** Exercise material follows **

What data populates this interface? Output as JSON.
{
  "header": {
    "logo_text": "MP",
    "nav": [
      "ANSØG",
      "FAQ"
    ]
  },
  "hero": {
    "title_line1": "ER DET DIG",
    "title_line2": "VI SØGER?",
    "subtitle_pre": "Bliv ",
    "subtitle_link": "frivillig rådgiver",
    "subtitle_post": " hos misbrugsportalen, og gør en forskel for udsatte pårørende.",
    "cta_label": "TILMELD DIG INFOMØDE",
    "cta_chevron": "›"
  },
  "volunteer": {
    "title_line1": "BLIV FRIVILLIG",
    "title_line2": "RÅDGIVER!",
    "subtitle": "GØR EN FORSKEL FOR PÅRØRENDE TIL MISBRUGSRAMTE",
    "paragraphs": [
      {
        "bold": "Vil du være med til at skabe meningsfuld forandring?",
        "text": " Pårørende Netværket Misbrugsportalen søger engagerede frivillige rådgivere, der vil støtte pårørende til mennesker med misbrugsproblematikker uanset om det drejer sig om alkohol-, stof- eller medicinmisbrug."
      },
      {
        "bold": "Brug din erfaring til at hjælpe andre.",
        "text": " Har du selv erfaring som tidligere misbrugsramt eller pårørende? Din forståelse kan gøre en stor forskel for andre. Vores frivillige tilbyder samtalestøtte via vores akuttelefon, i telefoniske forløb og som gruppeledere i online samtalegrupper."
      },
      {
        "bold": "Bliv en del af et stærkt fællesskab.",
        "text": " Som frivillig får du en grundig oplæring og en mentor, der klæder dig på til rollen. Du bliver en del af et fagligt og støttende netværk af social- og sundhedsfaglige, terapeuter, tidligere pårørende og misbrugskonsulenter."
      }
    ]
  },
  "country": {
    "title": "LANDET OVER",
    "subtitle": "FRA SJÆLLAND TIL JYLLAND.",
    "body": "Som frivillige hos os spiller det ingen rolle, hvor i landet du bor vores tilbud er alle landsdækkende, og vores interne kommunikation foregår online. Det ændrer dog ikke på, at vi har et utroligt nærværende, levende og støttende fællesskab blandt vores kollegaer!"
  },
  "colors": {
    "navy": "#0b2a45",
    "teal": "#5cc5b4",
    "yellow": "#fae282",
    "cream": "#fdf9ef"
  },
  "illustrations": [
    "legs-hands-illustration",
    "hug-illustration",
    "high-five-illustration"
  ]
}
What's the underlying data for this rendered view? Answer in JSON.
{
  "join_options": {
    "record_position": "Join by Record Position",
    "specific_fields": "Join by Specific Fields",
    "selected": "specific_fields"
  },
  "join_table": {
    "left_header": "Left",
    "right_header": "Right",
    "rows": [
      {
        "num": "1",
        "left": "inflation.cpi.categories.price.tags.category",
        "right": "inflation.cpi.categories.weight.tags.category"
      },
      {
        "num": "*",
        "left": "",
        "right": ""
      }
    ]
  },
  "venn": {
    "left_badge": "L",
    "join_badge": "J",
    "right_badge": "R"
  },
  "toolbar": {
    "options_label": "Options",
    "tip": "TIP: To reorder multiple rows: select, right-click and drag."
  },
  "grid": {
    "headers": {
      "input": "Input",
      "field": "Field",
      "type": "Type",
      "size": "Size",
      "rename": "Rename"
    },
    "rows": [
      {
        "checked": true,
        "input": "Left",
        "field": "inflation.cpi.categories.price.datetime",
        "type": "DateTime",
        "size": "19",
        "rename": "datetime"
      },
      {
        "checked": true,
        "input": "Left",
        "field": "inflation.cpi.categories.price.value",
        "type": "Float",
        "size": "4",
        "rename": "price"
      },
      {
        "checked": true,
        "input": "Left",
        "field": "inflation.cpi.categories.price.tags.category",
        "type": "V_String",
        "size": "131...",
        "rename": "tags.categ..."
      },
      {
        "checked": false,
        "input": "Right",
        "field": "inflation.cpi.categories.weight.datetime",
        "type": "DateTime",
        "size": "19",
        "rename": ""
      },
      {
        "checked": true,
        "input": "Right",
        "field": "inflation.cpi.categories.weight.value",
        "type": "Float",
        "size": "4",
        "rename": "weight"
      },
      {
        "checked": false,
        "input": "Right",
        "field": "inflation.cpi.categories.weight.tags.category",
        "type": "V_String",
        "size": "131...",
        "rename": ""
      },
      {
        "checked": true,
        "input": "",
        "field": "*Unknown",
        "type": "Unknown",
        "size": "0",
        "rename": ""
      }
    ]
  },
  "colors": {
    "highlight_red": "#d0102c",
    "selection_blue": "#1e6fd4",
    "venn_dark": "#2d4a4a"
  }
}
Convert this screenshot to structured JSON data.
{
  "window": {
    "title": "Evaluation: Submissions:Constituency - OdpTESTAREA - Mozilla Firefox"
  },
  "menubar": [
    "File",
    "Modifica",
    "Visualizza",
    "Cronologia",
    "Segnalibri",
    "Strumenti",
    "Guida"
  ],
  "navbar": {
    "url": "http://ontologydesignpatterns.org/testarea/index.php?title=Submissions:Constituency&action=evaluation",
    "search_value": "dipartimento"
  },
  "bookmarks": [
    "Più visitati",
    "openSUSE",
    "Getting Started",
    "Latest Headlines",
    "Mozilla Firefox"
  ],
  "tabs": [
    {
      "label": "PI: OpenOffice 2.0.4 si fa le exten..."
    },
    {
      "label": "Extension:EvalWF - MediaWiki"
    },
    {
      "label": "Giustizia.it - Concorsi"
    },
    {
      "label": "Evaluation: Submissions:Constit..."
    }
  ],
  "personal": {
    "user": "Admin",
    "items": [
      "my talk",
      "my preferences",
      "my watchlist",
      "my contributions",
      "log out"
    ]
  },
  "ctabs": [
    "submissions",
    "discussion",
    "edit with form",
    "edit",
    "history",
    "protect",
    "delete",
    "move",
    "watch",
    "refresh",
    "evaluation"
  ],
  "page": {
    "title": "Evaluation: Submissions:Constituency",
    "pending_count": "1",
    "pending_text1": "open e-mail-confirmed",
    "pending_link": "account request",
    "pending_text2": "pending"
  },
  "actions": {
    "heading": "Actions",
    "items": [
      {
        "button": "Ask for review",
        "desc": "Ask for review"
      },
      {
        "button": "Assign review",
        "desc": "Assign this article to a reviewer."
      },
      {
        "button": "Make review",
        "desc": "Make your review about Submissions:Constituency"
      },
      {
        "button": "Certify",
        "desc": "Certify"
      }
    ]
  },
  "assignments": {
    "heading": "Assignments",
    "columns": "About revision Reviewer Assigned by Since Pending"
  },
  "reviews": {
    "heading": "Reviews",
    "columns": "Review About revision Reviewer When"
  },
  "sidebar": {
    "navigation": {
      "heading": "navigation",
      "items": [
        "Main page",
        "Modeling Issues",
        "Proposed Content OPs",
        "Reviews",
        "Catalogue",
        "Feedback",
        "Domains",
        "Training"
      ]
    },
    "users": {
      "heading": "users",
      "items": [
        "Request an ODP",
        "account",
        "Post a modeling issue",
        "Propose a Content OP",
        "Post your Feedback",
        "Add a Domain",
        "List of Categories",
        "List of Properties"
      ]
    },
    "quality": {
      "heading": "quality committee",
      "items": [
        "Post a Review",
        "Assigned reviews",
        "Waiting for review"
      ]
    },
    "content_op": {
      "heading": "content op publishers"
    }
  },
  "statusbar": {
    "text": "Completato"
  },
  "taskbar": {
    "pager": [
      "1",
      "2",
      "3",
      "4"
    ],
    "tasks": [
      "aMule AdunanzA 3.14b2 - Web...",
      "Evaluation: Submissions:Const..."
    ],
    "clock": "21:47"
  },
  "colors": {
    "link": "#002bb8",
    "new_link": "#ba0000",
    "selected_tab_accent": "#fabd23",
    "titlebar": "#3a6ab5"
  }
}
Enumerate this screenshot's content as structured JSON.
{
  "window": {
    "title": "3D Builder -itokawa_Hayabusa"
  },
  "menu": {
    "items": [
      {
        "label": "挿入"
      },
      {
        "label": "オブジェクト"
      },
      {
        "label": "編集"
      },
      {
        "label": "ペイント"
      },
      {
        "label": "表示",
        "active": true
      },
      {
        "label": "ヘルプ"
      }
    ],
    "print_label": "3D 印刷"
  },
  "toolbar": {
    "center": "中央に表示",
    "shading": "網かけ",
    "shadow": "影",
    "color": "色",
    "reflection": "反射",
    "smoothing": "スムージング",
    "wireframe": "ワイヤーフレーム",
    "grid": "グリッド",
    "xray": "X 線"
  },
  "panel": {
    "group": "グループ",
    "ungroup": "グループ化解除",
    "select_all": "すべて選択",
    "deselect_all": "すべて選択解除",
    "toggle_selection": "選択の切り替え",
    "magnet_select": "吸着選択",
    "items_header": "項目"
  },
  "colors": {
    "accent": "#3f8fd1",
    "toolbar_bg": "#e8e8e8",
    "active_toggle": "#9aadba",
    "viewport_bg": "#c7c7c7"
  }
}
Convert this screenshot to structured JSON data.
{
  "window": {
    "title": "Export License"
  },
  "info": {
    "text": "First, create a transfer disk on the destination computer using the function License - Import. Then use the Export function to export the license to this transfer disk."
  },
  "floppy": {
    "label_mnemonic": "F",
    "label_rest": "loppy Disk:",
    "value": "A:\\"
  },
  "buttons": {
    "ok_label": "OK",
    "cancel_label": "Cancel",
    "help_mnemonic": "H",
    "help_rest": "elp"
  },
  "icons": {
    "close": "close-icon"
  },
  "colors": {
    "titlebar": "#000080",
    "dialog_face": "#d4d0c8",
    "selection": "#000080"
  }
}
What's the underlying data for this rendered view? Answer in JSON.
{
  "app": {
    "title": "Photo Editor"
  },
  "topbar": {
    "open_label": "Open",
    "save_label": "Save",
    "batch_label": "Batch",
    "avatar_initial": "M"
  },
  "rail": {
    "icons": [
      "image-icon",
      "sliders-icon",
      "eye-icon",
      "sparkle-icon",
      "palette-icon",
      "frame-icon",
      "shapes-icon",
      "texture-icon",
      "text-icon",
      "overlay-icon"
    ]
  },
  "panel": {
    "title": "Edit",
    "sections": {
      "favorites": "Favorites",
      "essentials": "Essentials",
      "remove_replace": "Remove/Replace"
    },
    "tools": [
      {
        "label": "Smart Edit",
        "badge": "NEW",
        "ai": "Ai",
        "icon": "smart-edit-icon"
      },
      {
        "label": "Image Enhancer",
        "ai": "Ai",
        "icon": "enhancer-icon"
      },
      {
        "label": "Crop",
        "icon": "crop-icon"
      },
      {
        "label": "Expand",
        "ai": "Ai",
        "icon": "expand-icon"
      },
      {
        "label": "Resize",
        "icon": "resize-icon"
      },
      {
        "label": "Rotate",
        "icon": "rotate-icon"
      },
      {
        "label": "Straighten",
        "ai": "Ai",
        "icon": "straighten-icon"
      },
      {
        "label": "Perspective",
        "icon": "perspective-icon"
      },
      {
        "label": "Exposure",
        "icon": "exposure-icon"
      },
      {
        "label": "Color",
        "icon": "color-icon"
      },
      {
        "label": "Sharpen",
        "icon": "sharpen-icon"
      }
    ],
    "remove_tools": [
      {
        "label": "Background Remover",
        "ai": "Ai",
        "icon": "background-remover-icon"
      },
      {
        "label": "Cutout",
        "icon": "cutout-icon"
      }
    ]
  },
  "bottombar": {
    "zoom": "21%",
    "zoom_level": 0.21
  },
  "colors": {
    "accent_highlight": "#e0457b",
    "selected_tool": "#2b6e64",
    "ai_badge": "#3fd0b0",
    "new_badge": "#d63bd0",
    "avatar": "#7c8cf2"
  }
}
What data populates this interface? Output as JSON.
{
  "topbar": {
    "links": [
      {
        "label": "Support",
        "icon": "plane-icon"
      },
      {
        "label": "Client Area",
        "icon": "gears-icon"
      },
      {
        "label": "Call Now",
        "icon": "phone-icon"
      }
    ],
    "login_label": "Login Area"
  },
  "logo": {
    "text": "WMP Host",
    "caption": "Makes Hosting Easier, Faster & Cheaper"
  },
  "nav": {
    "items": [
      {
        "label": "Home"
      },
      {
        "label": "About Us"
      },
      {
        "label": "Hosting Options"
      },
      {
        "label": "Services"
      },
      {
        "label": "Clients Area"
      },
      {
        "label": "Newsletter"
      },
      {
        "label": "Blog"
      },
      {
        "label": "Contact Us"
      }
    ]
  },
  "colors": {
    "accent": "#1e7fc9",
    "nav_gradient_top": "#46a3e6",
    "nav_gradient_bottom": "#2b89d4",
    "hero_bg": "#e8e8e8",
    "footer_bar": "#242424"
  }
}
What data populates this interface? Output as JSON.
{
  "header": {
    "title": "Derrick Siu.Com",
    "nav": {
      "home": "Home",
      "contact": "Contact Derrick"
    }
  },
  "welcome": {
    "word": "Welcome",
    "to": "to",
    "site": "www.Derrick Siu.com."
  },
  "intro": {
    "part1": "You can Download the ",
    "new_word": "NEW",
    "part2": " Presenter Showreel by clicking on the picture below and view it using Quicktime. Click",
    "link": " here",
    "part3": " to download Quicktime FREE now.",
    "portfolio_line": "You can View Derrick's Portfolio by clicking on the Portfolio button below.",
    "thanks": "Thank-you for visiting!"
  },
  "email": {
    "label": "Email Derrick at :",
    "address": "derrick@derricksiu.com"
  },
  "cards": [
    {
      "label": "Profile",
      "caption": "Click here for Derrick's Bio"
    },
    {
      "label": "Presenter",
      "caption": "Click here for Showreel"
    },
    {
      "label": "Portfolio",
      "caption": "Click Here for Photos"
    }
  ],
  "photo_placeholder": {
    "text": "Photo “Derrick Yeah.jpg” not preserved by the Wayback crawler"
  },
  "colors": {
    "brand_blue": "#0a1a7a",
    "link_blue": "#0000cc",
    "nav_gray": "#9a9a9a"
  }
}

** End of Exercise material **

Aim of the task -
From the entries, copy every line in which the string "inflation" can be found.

Finished exercise -
        "left": "inflation.cpi.categories.price.tags.category",
        "right": "inflation.cpi.categories.weight.tags.category"
        "field": "inflation.cpi.categories.price.datetime",
        "field": "inflation.cpi.categories.price.value",
        "field": "inflation.cpi.categories.price.tags.category",
        "field": "inflation.cpi.categories.weight.datetime",
        "field": "inflation.cpi.categories.weight.value",
        "field": "inflation.cpi.categories.weight.tags.category",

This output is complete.